Problem requirements:
When the string "number" appears in a line of the records, show the whole line.

Stored data:
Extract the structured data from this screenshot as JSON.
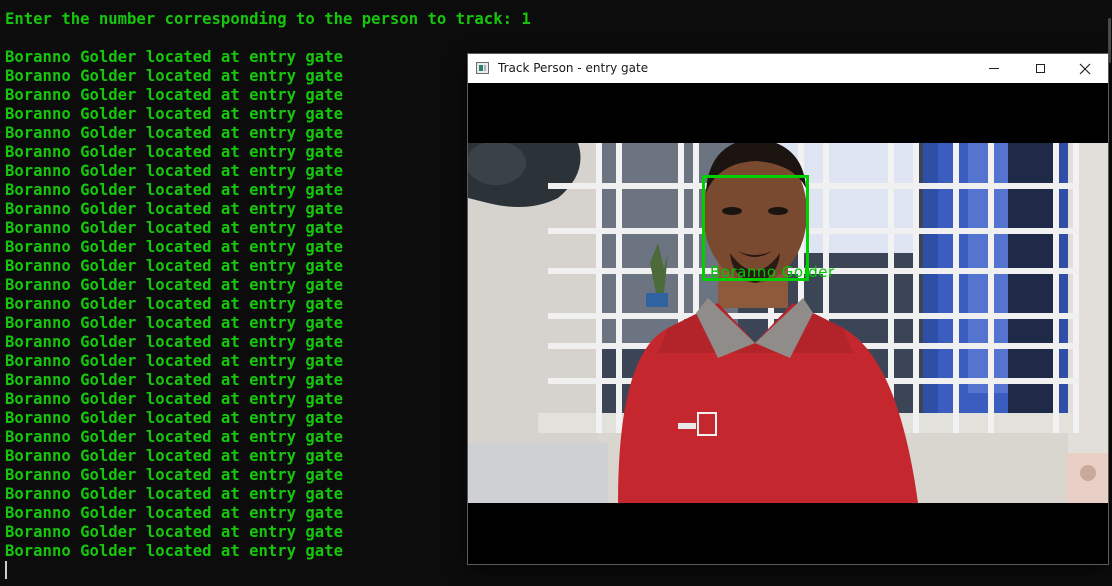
{
  "terminal": {
    "prompt": "Enter the number corresponding to the person to track: 1",
    "lines": [
      "Boranno Golder located at entry gate",
      "Boranno Golder located at entry gate",
      "Boranno Golder located at entry gate",
      "Boranno Golder located at entry gate",
      "Boranno Golder located at entry gate",
      "Boranno Golder located at entry gate",
      "Boranno Golder located at entry gate",
      "Boranno Golder located at entry gate",
      "Boranno Golder located at entry gate",
      "Boranno Golder located at entry gate",
      "Boranno Golder located at entry gate",
      "Boranno Golder located at entry gate",
      "Boranno Golder located at entry gate",
      "Boranno Golder located at entry gate",
      "Boranno Golder located at entry gate",
      "Boranno Golder located at entry gate",
      "Boranno Golder located at entry gate",
      "Boranno Golder located at entry gate",
      "Boranno Golder located at entry gate",
      "Boranno Golder located at entry gate",
      "Boranno Golder located at entry gate",
      "Boranno Golder located at entry gate",
      "Boranno Golder located at entry gate",
      "Boranno Golder located at entry gate",
      "Boranno Golder located at entry gate",
      "Boranno Golder located at entry gate",
      "Boranno Golder located at entry gate"
    ]
  },
  "window": {
    "title": "Track Person - entry gate",
    "icon": "app-window-icon",
    "controls": {
      "minimize_icon": "minimize-icon",
      "maximize_icon": "maximize-icon",
      "close_icon": "close-icon",
      "close_glyph": "✕"
    }
  },
  "detection": {
    "label": "Boranno Golder",
    "box_color": "#00d000"
  },
  "colors": {
    "terminal_bg": "#0c0c0c",
    "terminal_text": "#16c60c",
    "window_bg": "#000000",
    "titlebar_bg": "#ffffff"
  }
}
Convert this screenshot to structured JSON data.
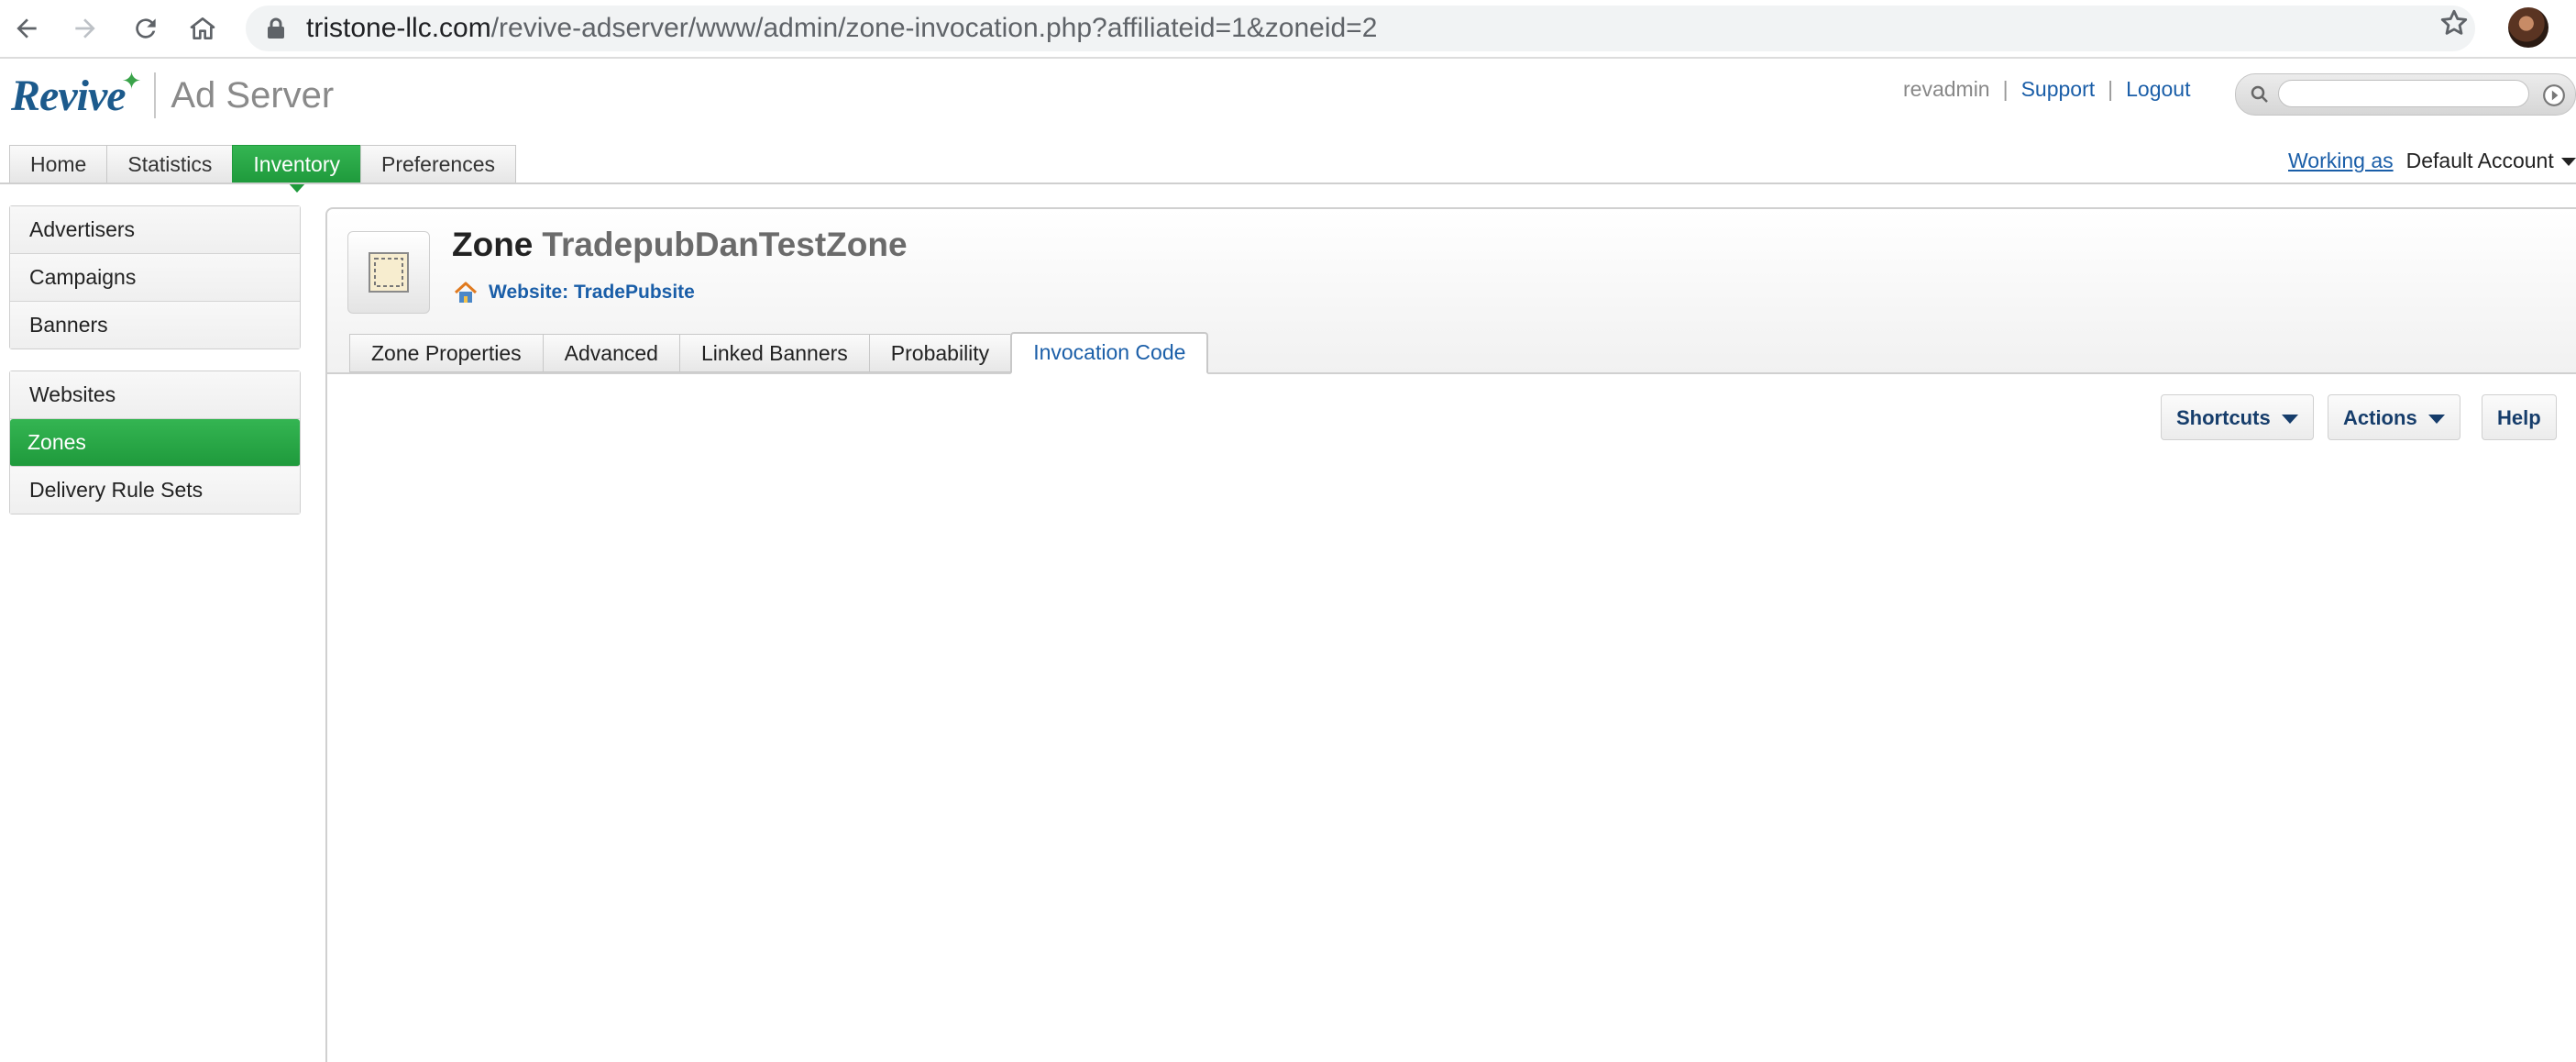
{
  "browser": {
    "url_host": "tristone-llc.com",
    "url_path": "/revive-adserver/www/admin/zone-invocation.php?affiliateid=1&zoneid=2"
  },
  "header": {
    "logo_text": "Revive",
    "product_text": "Ad Server",
    "username": "revadmin",
    "support_label": "Support",
    "logout_label": "Logout",
    "search_placeholder": "",
    "working_as_label": "Working as",
    "account_name": "Default Account"
  },
  "main_tabs": [
    {
      "label": "Home"
    },
    {
      "label": "Statistics"
    },
    {
      "label": "Inventory"
    },
    {
      "label": "Preferences"
    }
  ],
  "sidebar": {
    "group1": [
      {
        "label": "Advertisers"
      },
      {
        "label": "Campaigns"
      },
      {
        "label": "Banners"
      }
    ],
    "group2": [
      {
        "label": "Websites"
      },
      {
        "label": "Zones"
      },
      {
        "label": "Delivery Rule Sets"
      }
    ]
  },
  "zone": {
    "label": "Zone",
    "name": "TradepubDanTestZone",
    "website_link": "Website: TradePubsite"
  },
  "sub_tabs": [
    {
      "label": "Zone Properties"
    },
    {
      "label": "Advanced"
    },
    {
      "label": "Linked Banners"
    },
    {
      "label": "Probability"
    },
    {
      "label": "Invocation Code"
    }
  ],
  "toolbar": {
    "shortcuts_label": "Shortcuts",
    "actions_label": "Actions",
    "help_label": "Help"
  },
  "colors": {
    "active_green": "#2aa84a",
    "link_blue": "#1a5ea8",
    "button_text": "#163d6b"
  }
}
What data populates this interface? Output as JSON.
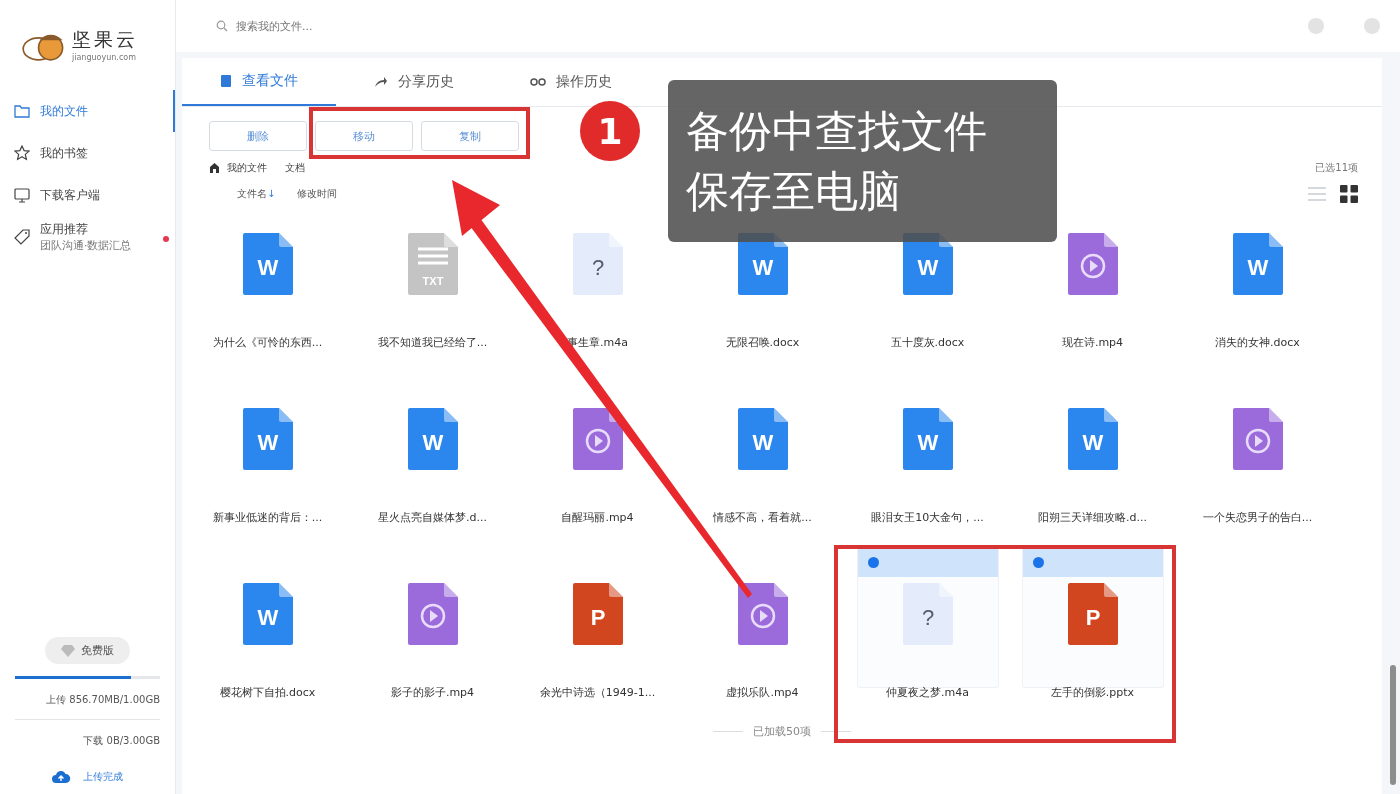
{
  "logo": {
    "name": "坚果云",
    "domain": "jianguoyun.com"
  },
  "search": {
    "placeholder": "搜索我的文件..."
  },
  "sidebar": {
    "items": [
      {
        "label": "我的文件",
        "kind": "folder",
        "selected": true
      },
      {
        "label": "我的书签",
        "kind": "star",
        "selected": false
      },
      {
        "label": "下载客户端",
        "kind": "monitor",
        "selected": false
      },
      {
        "label": "应用推荐",
        "sublabel": "团队沟通·数据汇总",
        "kind": "tag",
        "selected": false,
        "has_dot": true
      }
    ],
    "plan": "免费版",
    "storage": {
      "level": 0.8,
      "upload": "上传 856.70MB/1.00GB",
      "download": "下载 0B/3.00GB"
    },
    "status": "上传完成"
  },
  "tabs": [
    {
      "label": "查看文件",
      "kind": "doc",
      "selected": true
    },
    {
      "label": "分享历史",
      "kind": "share",
      "selected": false
    },
    {
      "label": "操作历史",
      "kind": "history",
      "selected": false
    }
  ],
  "actions": [
    "删除",
    "移动",
    "复制"
  ],
  "breadcrumb": [
    "我的文件",
    "文档"
  ],
  "selection_count": "已选11项",
  "sort": [
    {
      "label": "文件名",
      "arrow": "↓"
    },
    {
      "label": "修改时间"
    }
  ],
  "view_modes": [
    {
      "kind": "list",
      "selected": false
    },
    {
      "kind": "grid",
      "selected": true
    }
  ],
  "files": [
    {
      "name": "为什么《可怜的东西...",
      "kind": "word",
      "glyph": "W",
      "selected": false
    },
    {
      "name": "我不知道我已经给了...",
      "kind": "txt",
      "glyph": "TXT",
      "selected": false
    },
    {
      "name": "事生章.m4a",
      "kind": "unknown",
      "glyph": "?",
      "selected": false
    },
    {
      "name": "无限召唤.docx",
      "kind": "word",
      "glyph": "W",
      "selected": false
    },
    {
      "name": "五十度灰.docx",
      "kind": "word",
      "glyph": "W",
      "selected": false
    },
    {
      "name": "现在诗.mp4",
      "kind": "video",
      "selected": false
    },
    {
      "name": "消失的女神.docx",
      "kind": "word",
      "glyph": "W",
      "selected": false
    },
    {
      "name": "新事业低迷的背后：...",
      "kind": "word",
      "glyph": "W",
      "selected": false
    },
    {
      "name": "星火点亮自媒体梦.d...",
      "kind": "word",
      "glyph": "W",
      "selected": false
    },
    {
      "name": "自醒玛丽.mp4",
      "kind": "video",
      "selected": false
    },
    {
      "name": "情感不高，看着就...",
      "kind": "word",
      "glyph": "W",
      "selected": false
    },
    {
      "name": "眼泪女王10大金句，...",
      "kind": "word",
      "glyph": "W",
      "selected": false
    },
    {
      "name": "阳朔三天详细攻略.d...",
      "kind": "word",
      "glyph": "W",
      "selected": false
    },
    {
      "name": "一个失恋男子的告白...",
      "kind": "video",
      "selected": false
    },
    {
      "name": "樱花树下自拍.docx",
      "kind": "word",
      "glyph": "W",
      "selected": false
    },
    {
      "name": "影子的影子.mp4",
      "kind": "video",
      "selected": false
    },
    {
      "name": "余光中诗选（1949-1...",
      "kind": "ppt",
      "glyph": "P",
      "selected": false
    },
    {
      "name": "虚拟乐队.mp4",
      "kind": "video",
      "selected": false
    },
    {
      "name": "仲夏夜之梦.m4a",
      "kind": "unknown",
      "glyph": "?",
      "selected": true
    },
    {
      "name": "左手的倒影.pptx",
      "kind": "ppt",
      "glyph": "P",
      "selected": true
    }
  ],
  "footer": "已加载50项",
  "callout": {
    "number": "1",
    "lines": [
      "备份中查找文件",
      "保存至电脑"
    ]
  }
}
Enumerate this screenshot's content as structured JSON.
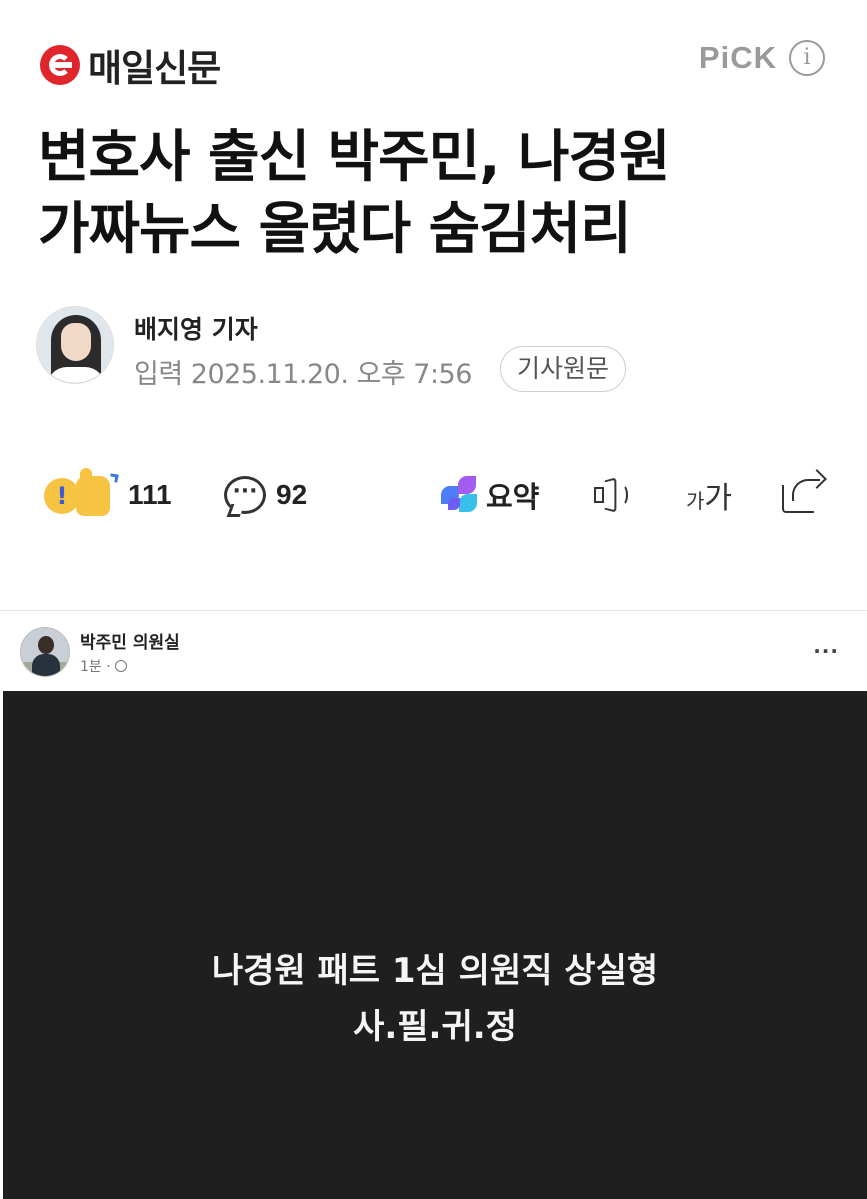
{
  "header": {
    "brand": "매일신문",
    "pick": "PiCK",
    "info_icon": "i"
  },
  "article": {
    "headline_line1": "변호사 출신 박주민, 나경원",
    "headline_line2": "가짜뉴스 올렸다 숨김처리",
    "reporter": "배지영 기자",
    "date": "입력 2025.11.20. 오후 7:56",
    "source_button": "기사원문"
  },
  "actions": {
    "reaction_count": "111",
    "comment_count": "92",
    "comment_icon_glyph": "···",
    "summary_label": "요약",
    "fontsize_small": "가",
    "fontsize_large": "가"
  },
  "embed": {
    "page_name": "박주민 의원실",
    "meta": "1분 · ",
    "menu": "···",
    "media_line1": "나경원 패트 1심 의원직 상실형",
    "media_line2": "사.필.귀.정"
  },
  "colors": {
    "brand_red": "#e0252c",
    "pick_gray": "#9a9a9a",
    "media_bg": "#1f1f1f"
  }
}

Exercise response:
    "prompt": "Enter the number corresponding to the person to track: 1",
    "number": "1",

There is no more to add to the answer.